Do you know that feeling when you’re passing by something every day to finally discover that you’ve never noticed it before? Even though every Premiere Pro editor spends a majority of their time in the Timeline panel, many miss three buttons that control the way it actually works. It happened to me with the first of these three buttons. Using them the right way can make your life in Premiere Pro a bit easier—here's how.
1. Insert and overwrite sequences as nests or individual clips
In almost all of my videos, I use the same intro sequence. I drag and drop it on the timeline as a nested sequence. The first button, which is called “Insert and overwrite sequences as nests or individual clips”, controls how this drag and drop operation works.
When it's active and you drag and drop (or insert/overwrite) any sequence to another, the result will be a nested clip. But, if you deactivate this button, the sequence will enter the timeline un-nested. You'll end up with all the individual building blocks for that sequence on your timeline.
It's also worth mentioning that, by default, if you drag and drop you do an overwrite operation. If you want to do an insert, you need to press CRTL (or Command on Mac) while dragging. You can use comma and period shortcuts in the Project panel as well. The comma shortcut is for insert and the period shortcut is for an overwrite operation.
It would be a good idea to assign a custom hotkey to that button if you find yourself deactivating it frequently.
You probably know the Snap button because its effect and use is pretty obvious. It even has a magnet icon which really helps you understand what it does. Most of the time you’ll want to have this button active, which means that when you're moving things around on your timeline, they will snap to the end and the beginning of other clips and to the sequence and clip markers.
But for the complex timeline, it can actually be confusing. If it snaps to everything, it would be better to disable it. Remember that there is a shortcut for that button which is simply the letter “S”. Sometimes you’ll press the key unintentionally so have that in mind if suddenly the snap option seems to be broken.
3. Linked Selection
The third button whether either you select linked clips individually or not. For example, if you have a video clip that is linked to an audio clip (which is the case almost all of the time), with this button active you’ll select these clips together. Also, if you’re using groups, this will select the whole group with a single click. If you haven't used groups before, you can select a number of clips together and group them using CTRL + G shortcut (Command + G on Mac).
But if you want to select individual clips (for example, if you want to add a Lumetri Color effect, you can't add it to a group) you need to disable this button. If you do, a single click will always select only one clip on the timeline, even if it's linked to an audio clip or if it belongs to the group of clips. I find myself using it very often in this second scenario—working with grouped clips. These are wonderful for trimming interviews.

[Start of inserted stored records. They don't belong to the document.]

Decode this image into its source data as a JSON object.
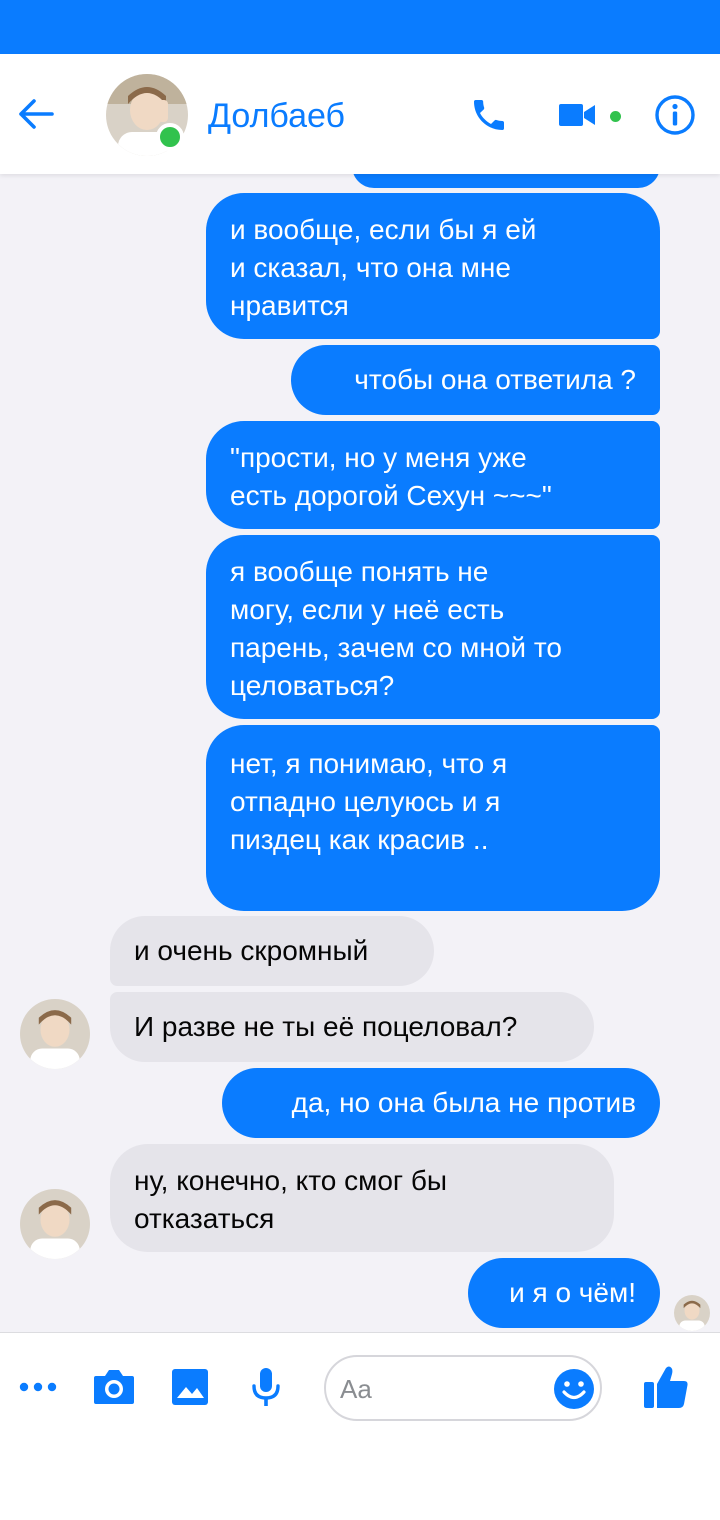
{
  "header": {
    "contact_name": "Долбаеб",
    "status": "online"
  },
  "icons": {
    "back": "back-arrow-icon",
    "call": "phone-icon",
    "video": "video-camera-icon",
    "info": "info-icon",
    "more": "more-dots-icon",
    "camera": "camera-icon",
    "gallery": "image-icon",
    "mic": "microphone-icon",
    "emoji": "emoji-icon",
    "like": "thumbs-up-icon"
  },
  "colors": {
    "accent": "#0a7cff",
    "outgoing_bubble": "#0a7cff",
    "incoming_bubble": "#e5e4ea",
    "online": "#31c24d"
  },
  "messages": [
    {
      "side": "out",
      "text": "и вообще, если бы я ей\nи сказал, что она мне\nнравится"
    },
    {
      "side": "out",
      "text": "чтобы она ответила ?"
    },
    {
      "side": "out",
      "text": "\"прости, но у меня уже\nесть дорогой Сехун ~~~\""
    },
    {
      "side": "out",
      "text": "я вообще понять не\nмогу, если у неё есть\nпарень, зачем со мной то\nцеловаться?"
    },
    {
      "side": "out",
      "text": "нет, я понимаю, что я\nотпадно целуюсь и я\nпиздец как красив .."
    },
    {
      "side": "in",
      "text": "и очень скромный"
    },
    {
      "side": "in",
      "text": "И разве не ты её поцеловал?"
    },
    {
      "side": "out",
      "text": "да, но она была не против"
    },
    {
      "side": "in",
      "text": "ну, конечно, кто смог бы\nотказаться"
    },
    {
      "side": "out",
      "text": "и я о чём!"
    }
  ],
  "composer": {
    "placeholder": "Aa"
  }
}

I hope that, if you haven't noticed these buttons before, you can now see the possibilities for how they can make your workflow more efficient. Please feel free to leave a comment if you have any other suggestions for improving your workflow in the Timeline panel.